New citizens stress opportunities, blessings

Published 12:06 am Saturday, August 22, 2015

LAPLACE — Deciding to become an American citizen is a momentous one and for some the process is long, but is worthwhile.

Shamara King was one of 150 people who raised their right hand Wednesday, took the Oath of Allegiance and became an American citizen.

At the ceremony, held at the St. John the Baptist Community Center, soon-to-be citizens were given a packet with a copy of the Pledge of Allegiance, a pamphlet on voting, a copy of the Constitution, a small American flag and information on how to apply for a passport.

“I’ve waited a long time for this,” King said.

Originally from the Bahamas, King has lived the past ten years in the U.S. but when her green card expired, she decided to take the step to become a citizen.

“I’ve enjoyed it and I loved this country,” King said. “There are a lot of opportunities and advantages here that will help me further myself in life.”

For King, the process to become a citizen was a long one.

“The process was excruciating,” King said. “In the beginning there were so many documents and I didn’t even have my original birth certificate.”

Once King returned to the Bahamas and got her original birth certificate things seemed to go a little bit smoother.

To become a U.S. citizen applicants must learn about the U.S. and prove they know the material.

“I had to study a 100 questions and vocabulary about U.S. history for my interview with American officials,” King said.

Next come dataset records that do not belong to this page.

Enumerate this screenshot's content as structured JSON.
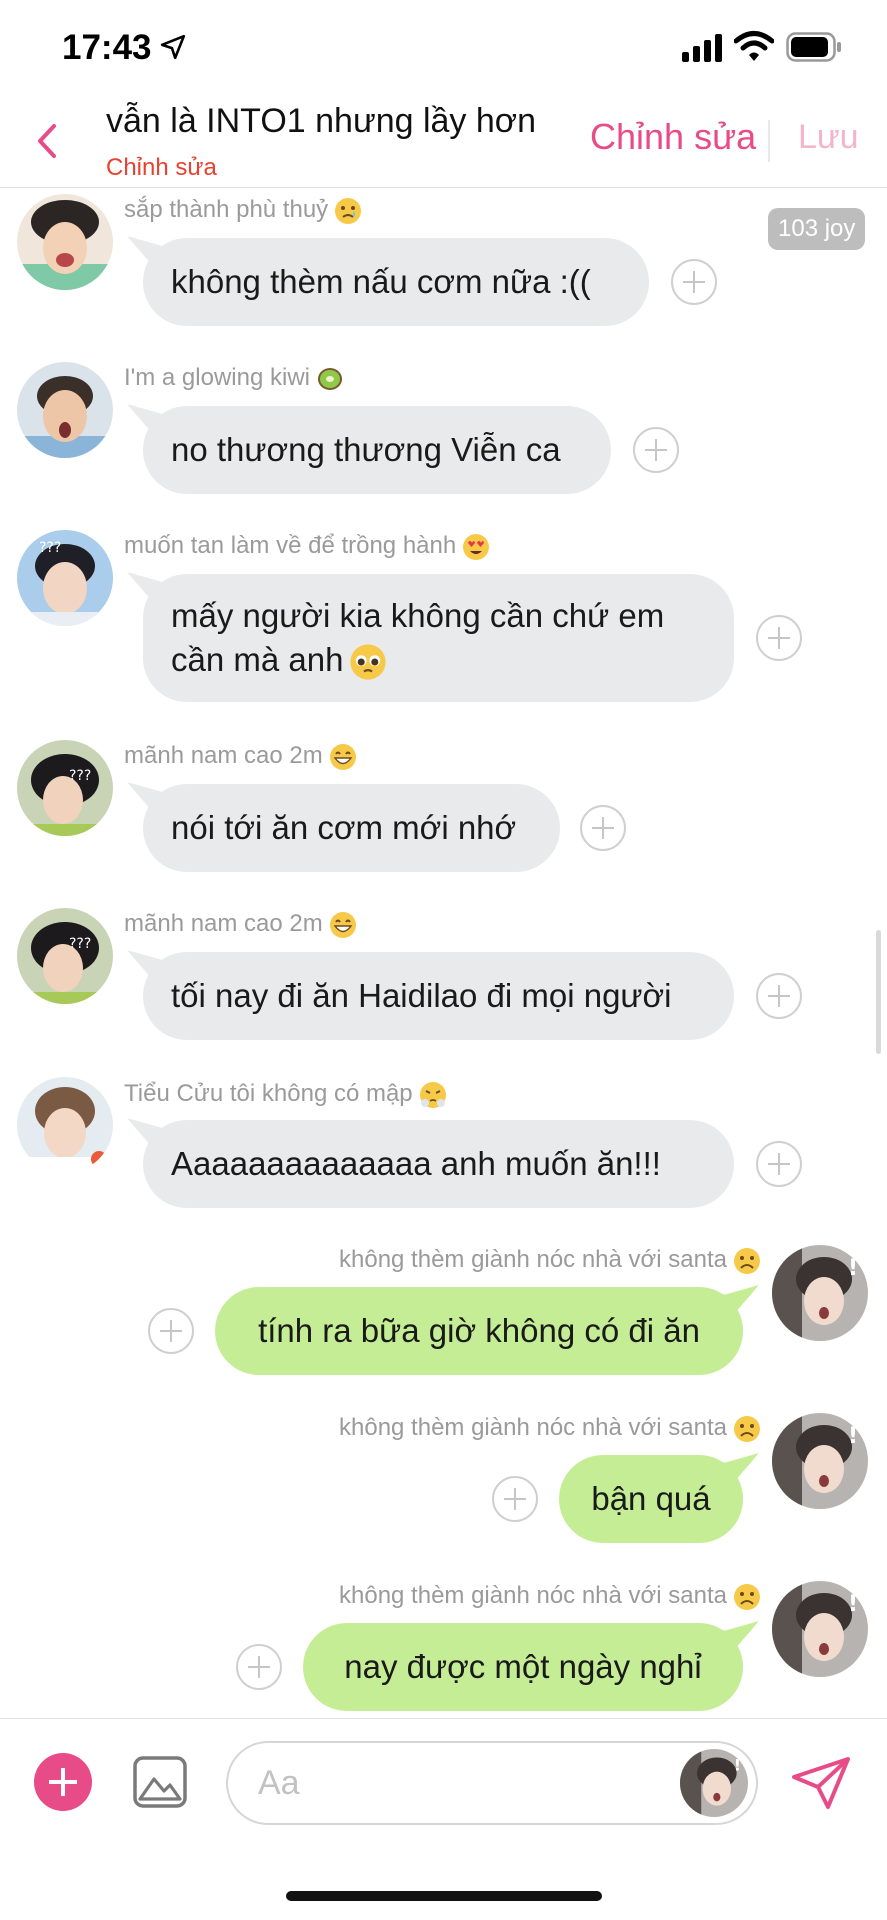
{
  "status_bar": {
    "time": "17:43"
  },
  "header": {
    "title": "vẫn là INTO1 nhưng lầy hơn",
    "subtitle": "Chỉnh sửa",
    "edit_label": "Chỉnh sửa",
    "save_label": "Lưu"
  },
  "badge": {
    "text": "103 joy"
  },
  "messages": [
    {
      "sender": "sắp thành phù thuỷ",
      "sender_emoji": "crying-face",
      "text": "không thèm nấu cơm nữa :((",
      "side": "incoming"
    },
    {
      "sender": "I'm a glowing kiwi",
      "sender_emoji": "kiwi-fruit",
      "text": "no thương thương Viễn ca",
      "side": "incoming"
    },
    {
      "sender": "muốn tan làm về để trồng hành",
      "sender_emoji": "heart-eyes",
      "text_line1": "mấy người kia không cần chứ em",
      "text_line2": "cần mà anh",
      "text_emoji": "pleading-face",
      "side": "incoming"
    },
    {
      "sender": "mãnh nam cao 2m",
      "sender_emoji": "grinning-face",
      "text": "nói tới ăn cơm mới nhớ",
      "side": "incoming"
    },
    {
      "sender": "mãnh nam cao 2m",
      "sender_emoji": "grinning-face",
      "text": "tối nay đi ăn Haidilao đi mọi người",
      "side": "incoming"
    },
    {
      "sender": "Tiểu Cửu tôi không có mập",
      "sender_emoji": "steam-nose-face",
      "text": "Aaaaaaaaaaaaaa anh muốn ăn!!!",
      "side": "incoming"
    },
    {
      "sender": "không thèm giành nóc nhà với santa",
      "sender_emoji": "frowning-face",
      "text": "tính ra bữa giờ không có đi ăn",
      "side": "outgoing"
    },
    {
      "sender": "không thèm giành nóc nhà với santa",
      "sender_emoji": "frowning-face",
      "text": "bận quá",
      "side": "outgoing"
    },
    {
      "sender": "không thèm giành nóc nhà với santa",
      "sender_emoji": "frowning-face",
      "text": "nay được một ngày nghỉ",
      "side": "outgoing"
    }
  ],
  "composer": {
    "placeholder": "Aa"
  },
  "colors": {
    "accent": "#e84c88",
    "outgoing_bubble": "#c5ed95",
    "incoming_bubble": "#e9eaeb",
    "subtitle": "#e8412f"
  }
}
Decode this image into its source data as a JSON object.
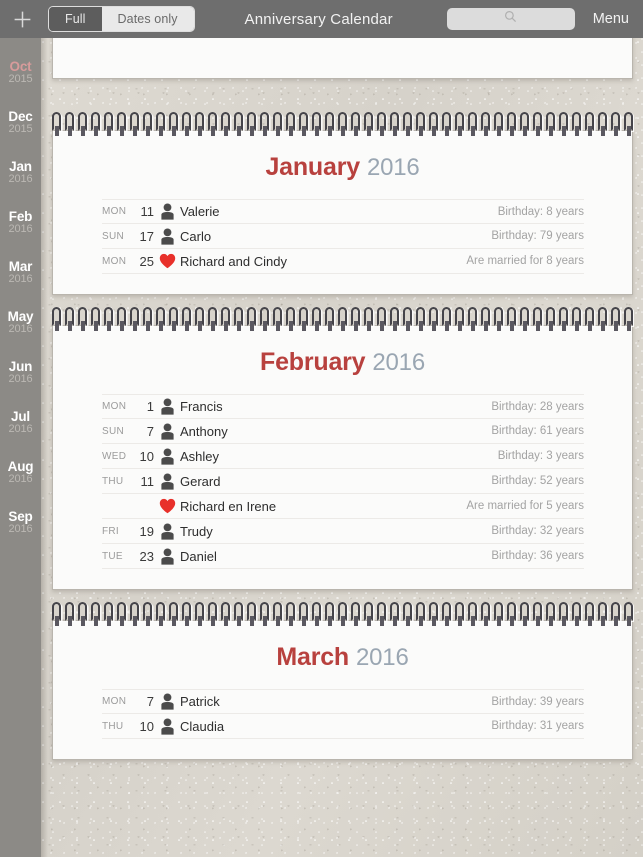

After the interview comes the written exam. A week later King received a letter saying she had passed.

For some becoming an American citizen isn’t just so they can have a better life, but so their children can too.

Erizama Loera Martinez was born in Mexico and married an American citizen. She wanted the best for her family so she decided to become a citizen herself.

“It’s important because we have a family,” Martinez said. “We want to give them a good quality of life. We need a good government to protect our rights.”

For Martinez the process to citizen wasn’t very hard.

“Its easy when you having everything in order,” Martinez said. “I am very happy with the process.”

As part of the process, Martinez had to prove she was married in good faith, lived with her husband and had a family.

Martinez said she had been looking forward to this day for a long time.

“I feel blessed,” Martinez said.

— By Raquel Derganz Baker